Problem requirements> Pull every line containing "name" from the data.

BEGIN Data provided

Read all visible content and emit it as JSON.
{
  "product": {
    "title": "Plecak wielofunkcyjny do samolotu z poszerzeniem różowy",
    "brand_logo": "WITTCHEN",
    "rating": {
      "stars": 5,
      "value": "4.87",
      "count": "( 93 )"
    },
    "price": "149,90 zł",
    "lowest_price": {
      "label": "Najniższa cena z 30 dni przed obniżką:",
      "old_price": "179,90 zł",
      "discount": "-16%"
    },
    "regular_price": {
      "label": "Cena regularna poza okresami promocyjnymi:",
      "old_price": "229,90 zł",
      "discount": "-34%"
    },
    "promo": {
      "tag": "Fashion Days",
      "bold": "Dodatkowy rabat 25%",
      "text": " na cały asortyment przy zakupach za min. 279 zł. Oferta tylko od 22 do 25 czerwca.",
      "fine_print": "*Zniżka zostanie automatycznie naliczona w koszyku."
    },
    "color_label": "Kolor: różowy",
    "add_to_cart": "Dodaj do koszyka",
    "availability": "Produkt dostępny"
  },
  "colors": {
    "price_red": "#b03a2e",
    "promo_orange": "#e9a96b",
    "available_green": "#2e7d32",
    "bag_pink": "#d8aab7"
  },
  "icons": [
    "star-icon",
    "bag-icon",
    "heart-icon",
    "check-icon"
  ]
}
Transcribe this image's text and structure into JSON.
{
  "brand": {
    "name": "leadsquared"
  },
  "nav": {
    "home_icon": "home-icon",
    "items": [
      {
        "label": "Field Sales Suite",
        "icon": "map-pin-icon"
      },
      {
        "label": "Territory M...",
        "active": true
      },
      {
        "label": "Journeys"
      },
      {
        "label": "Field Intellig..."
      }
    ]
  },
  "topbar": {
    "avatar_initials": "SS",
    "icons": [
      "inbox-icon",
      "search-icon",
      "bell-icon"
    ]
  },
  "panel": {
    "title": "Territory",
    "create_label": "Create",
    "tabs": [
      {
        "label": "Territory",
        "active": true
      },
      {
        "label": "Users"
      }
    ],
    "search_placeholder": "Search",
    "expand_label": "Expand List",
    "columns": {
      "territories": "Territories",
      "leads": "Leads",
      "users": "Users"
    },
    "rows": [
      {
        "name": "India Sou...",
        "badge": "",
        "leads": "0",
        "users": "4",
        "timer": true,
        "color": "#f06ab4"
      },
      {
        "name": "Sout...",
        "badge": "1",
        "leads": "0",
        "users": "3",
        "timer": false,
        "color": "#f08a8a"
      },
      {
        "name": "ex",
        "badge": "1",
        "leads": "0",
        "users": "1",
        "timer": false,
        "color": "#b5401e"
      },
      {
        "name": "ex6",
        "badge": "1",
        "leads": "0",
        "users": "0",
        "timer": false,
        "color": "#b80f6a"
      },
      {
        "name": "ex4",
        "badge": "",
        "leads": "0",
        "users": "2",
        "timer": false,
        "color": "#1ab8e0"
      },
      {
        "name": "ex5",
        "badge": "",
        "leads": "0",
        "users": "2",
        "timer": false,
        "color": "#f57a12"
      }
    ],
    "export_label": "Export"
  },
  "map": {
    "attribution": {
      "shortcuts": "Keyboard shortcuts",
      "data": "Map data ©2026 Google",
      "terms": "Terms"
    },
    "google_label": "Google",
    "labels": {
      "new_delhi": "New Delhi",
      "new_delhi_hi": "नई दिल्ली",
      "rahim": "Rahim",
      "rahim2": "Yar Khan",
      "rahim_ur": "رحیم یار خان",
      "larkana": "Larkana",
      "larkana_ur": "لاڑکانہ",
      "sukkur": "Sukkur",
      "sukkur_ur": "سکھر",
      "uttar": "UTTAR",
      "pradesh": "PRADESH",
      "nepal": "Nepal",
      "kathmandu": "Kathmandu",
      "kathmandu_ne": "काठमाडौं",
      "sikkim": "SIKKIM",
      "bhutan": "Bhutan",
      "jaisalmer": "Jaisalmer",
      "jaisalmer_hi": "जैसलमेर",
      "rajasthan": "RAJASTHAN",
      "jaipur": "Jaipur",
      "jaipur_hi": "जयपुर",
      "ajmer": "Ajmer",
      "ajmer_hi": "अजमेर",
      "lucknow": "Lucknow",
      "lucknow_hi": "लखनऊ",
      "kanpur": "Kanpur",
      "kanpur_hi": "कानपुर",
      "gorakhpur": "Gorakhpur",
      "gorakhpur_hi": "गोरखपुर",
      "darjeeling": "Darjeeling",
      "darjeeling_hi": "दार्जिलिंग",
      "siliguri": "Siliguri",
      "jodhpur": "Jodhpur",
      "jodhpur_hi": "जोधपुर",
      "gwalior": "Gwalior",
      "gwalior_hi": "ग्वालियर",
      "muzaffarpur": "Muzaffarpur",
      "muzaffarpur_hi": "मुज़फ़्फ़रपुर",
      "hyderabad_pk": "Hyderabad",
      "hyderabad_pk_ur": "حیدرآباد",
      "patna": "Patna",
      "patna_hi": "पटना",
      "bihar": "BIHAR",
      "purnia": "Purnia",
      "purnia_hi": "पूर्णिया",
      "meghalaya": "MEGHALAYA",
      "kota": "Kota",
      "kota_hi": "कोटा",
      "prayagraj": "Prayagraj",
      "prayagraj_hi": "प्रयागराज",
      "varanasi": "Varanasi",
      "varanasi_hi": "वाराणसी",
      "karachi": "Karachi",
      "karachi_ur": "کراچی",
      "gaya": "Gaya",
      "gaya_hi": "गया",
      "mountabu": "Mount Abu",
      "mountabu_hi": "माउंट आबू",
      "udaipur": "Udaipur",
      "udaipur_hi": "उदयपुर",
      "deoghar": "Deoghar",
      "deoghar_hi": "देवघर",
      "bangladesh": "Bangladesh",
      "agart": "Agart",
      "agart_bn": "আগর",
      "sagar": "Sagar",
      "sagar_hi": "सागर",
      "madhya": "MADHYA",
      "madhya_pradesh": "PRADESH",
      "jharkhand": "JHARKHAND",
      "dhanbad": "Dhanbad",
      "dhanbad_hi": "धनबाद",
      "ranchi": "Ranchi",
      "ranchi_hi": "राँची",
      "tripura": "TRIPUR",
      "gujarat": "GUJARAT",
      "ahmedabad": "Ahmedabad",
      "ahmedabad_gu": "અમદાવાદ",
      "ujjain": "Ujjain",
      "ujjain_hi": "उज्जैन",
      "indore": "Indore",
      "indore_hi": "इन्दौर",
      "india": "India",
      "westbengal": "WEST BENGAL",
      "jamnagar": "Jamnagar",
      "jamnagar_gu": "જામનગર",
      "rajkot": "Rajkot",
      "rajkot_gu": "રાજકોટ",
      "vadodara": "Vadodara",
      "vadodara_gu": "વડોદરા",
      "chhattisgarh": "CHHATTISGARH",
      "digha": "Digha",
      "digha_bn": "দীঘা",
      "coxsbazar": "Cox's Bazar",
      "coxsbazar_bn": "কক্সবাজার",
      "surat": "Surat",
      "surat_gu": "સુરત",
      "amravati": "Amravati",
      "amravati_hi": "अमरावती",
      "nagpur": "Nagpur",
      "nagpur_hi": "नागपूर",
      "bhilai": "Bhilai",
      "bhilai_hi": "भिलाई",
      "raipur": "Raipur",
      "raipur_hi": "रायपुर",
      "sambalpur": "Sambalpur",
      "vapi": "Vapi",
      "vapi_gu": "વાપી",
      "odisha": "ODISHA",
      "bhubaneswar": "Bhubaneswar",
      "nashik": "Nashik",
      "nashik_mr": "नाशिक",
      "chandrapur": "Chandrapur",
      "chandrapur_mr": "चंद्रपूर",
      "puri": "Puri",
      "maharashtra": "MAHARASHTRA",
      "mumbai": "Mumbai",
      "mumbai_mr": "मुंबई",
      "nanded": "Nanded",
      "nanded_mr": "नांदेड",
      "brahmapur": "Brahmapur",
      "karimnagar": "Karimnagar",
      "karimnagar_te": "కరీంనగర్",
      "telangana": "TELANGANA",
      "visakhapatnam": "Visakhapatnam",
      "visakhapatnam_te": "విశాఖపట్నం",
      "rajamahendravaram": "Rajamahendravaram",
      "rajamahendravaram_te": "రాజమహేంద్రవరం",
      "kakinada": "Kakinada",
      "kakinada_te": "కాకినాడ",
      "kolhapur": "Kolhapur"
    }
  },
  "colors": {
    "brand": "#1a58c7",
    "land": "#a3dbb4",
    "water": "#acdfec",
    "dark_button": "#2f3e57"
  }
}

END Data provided

Solution>
    "name": "leadsquared"
        "name": "India Sou...",
        "name": "Sout...",
        "name": "ex",
        "name": "ex6",
        "name": "ex4",
        "name": "ex5",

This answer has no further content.